The duty increase would lift oilseed prices and encourage domestic supply for crushing, helping cap edible oil imports in the 2017/18 marketing year that started on Nov. 1, dealers said.
India raised import tax on crude palm oil to 44 percent from 30 percent and lifted the tax on refined palm oil to 54 percent from 40 percent, a government order said.
India relies on imports for 70 percent of its edible oil consumption, up from 44 percent in 2001/02.
The fourth increase in import tax in less than six months would push up domestic edible oil prices NSOc1 and support prices of local oilseeds like soybean NSBc1 and rapeseed NRSc1, said B.V. Mehta, executive director of the Solvent Extractors’ Association (SEA), a Mumbai-based trade body.
“Supplies from the new season rapeseed crop have just started. Now farmers will get remunerative prices due to the duty hike,” Mehta said.
India primarily imports palm oil from Indonesia and Malaysia and soyoil from Argentina and Brazil.
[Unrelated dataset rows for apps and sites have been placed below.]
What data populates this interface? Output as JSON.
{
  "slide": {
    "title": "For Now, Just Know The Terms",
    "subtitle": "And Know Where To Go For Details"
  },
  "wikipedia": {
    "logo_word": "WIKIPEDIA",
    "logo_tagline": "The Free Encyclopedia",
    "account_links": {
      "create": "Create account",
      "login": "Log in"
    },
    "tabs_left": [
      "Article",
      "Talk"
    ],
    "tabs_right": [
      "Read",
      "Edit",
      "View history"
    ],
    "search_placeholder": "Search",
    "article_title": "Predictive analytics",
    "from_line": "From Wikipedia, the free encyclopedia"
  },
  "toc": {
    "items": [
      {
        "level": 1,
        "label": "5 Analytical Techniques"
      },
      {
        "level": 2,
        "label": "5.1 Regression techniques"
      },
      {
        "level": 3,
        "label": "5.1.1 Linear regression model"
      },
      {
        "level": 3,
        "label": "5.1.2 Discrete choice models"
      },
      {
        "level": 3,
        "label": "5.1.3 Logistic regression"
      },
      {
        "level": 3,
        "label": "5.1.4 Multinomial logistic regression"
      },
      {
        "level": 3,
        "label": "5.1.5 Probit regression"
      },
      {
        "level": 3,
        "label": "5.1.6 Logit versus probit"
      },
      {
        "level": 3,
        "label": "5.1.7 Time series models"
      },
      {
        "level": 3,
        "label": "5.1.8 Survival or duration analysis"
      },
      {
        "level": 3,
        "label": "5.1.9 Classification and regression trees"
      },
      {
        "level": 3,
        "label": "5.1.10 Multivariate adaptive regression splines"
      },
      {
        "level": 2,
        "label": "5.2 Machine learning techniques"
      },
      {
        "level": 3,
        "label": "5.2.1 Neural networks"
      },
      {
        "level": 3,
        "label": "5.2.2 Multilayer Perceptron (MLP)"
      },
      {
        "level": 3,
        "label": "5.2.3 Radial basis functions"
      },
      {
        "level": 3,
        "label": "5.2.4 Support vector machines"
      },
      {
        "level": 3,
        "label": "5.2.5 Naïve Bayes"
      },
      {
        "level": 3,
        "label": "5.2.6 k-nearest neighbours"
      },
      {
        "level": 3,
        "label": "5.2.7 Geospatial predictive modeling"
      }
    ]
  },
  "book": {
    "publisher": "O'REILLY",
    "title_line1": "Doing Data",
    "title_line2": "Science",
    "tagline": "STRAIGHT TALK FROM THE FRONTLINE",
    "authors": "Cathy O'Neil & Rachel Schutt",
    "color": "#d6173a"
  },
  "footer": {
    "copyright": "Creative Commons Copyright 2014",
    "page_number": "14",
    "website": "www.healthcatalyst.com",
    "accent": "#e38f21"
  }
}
It also buys small volumes of sunflower oil from Ukraine and canola oil from Canada.
The duty hike would narrow the difference between palm oil and soft oils like soyoil and sunflower oil, making it lucrative for refiners to increase purchases of soyoil and sunflower oil in coming months, said a Mumbai-based dealer with a global trading firm.
“Palm oil’s share is likely to fall substantially unless India raises import tax on soyoil and sunflower oil,” the dealer said.
On Thursday, landed cost of crude soyoil at Mumbai port was $812 per tonne, compared to $695 for crude palm oil, according to data compiled by trade body SEA.
Additional reporting by Nidhi Verma in NEW DELHI; Editing by Susan Fenton and Edmund Blair